▶ _TASK TO CARRY OUT_
Search each line below for "value", then return the lines where it appears.

▶ _AVAILABLE RECORDS_

:::

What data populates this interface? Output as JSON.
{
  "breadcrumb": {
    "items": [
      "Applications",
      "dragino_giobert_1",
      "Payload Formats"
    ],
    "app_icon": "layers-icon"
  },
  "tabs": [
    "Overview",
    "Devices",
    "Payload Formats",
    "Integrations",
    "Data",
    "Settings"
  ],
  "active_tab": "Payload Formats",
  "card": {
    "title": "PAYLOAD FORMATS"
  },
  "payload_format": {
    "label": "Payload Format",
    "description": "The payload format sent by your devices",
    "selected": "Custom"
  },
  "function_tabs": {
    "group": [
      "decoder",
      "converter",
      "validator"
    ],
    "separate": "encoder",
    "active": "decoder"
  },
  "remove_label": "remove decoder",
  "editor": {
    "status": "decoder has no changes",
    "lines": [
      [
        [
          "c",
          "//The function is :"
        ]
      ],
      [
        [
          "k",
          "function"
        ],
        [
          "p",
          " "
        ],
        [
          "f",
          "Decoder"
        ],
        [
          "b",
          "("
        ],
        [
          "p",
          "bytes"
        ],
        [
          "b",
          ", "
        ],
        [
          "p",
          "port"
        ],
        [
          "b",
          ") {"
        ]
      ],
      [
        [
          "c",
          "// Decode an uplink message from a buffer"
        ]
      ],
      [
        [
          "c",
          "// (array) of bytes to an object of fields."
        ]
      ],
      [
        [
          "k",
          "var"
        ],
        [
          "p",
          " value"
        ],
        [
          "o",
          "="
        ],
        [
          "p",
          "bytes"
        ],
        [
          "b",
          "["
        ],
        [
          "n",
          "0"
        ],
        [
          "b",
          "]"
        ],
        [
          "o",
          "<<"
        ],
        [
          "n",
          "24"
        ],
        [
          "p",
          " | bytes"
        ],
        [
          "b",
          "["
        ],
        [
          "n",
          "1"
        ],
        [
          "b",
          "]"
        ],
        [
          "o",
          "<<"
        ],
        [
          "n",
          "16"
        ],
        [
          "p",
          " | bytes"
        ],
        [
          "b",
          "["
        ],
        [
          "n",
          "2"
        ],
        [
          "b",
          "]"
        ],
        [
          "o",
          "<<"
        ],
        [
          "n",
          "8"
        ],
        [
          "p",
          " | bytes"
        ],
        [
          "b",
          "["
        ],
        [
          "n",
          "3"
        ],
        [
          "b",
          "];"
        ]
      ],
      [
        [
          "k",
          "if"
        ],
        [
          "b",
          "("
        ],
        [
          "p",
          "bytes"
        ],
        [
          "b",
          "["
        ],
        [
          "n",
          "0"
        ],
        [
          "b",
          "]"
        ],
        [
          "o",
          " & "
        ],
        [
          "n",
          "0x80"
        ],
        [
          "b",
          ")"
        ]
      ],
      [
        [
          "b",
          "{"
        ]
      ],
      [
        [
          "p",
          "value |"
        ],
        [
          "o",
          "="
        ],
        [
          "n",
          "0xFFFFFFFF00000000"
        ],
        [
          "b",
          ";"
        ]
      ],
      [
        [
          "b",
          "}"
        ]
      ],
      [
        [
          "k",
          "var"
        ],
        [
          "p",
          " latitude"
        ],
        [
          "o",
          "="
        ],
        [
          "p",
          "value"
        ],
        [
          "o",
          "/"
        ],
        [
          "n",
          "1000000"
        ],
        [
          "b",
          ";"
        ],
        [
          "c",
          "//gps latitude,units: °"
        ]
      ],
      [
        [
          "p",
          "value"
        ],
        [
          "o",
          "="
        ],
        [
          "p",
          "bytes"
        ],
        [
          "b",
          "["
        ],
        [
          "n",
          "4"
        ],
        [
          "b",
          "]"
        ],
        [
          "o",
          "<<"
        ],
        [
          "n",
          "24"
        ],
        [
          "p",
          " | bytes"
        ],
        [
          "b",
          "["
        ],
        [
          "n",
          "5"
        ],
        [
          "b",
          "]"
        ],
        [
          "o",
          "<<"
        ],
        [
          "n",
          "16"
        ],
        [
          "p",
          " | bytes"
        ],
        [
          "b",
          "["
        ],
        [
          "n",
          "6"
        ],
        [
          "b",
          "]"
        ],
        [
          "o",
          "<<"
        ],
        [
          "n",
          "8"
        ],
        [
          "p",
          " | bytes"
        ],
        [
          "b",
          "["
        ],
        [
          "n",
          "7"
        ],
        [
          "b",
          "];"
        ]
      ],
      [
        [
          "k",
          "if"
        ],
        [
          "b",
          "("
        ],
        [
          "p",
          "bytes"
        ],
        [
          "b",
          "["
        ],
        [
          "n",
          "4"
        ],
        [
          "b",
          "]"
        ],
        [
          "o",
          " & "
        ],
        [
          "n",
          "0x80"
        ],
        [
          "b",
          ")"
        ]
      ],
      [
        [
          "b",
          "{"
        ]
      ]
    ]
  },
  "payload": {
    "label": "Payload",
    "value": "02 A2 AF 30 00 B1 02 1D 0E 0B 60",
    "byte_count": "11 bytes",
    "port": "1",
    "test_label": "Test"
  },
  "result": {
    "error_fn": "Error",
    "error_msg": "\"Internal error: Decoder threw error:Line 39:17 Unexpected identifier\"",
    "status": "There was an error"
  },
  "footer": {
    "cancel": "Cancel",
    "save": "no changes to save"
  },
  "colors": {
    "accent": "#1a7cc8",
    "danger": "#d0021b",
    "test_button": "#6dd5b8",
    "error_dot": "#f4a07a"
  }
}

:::

▶ _RESULT_
          " value"
          "value |"
          "value"
          "value"
    "value": "02 A2 AF 30 00 B1 02 1D 0E 0B 60",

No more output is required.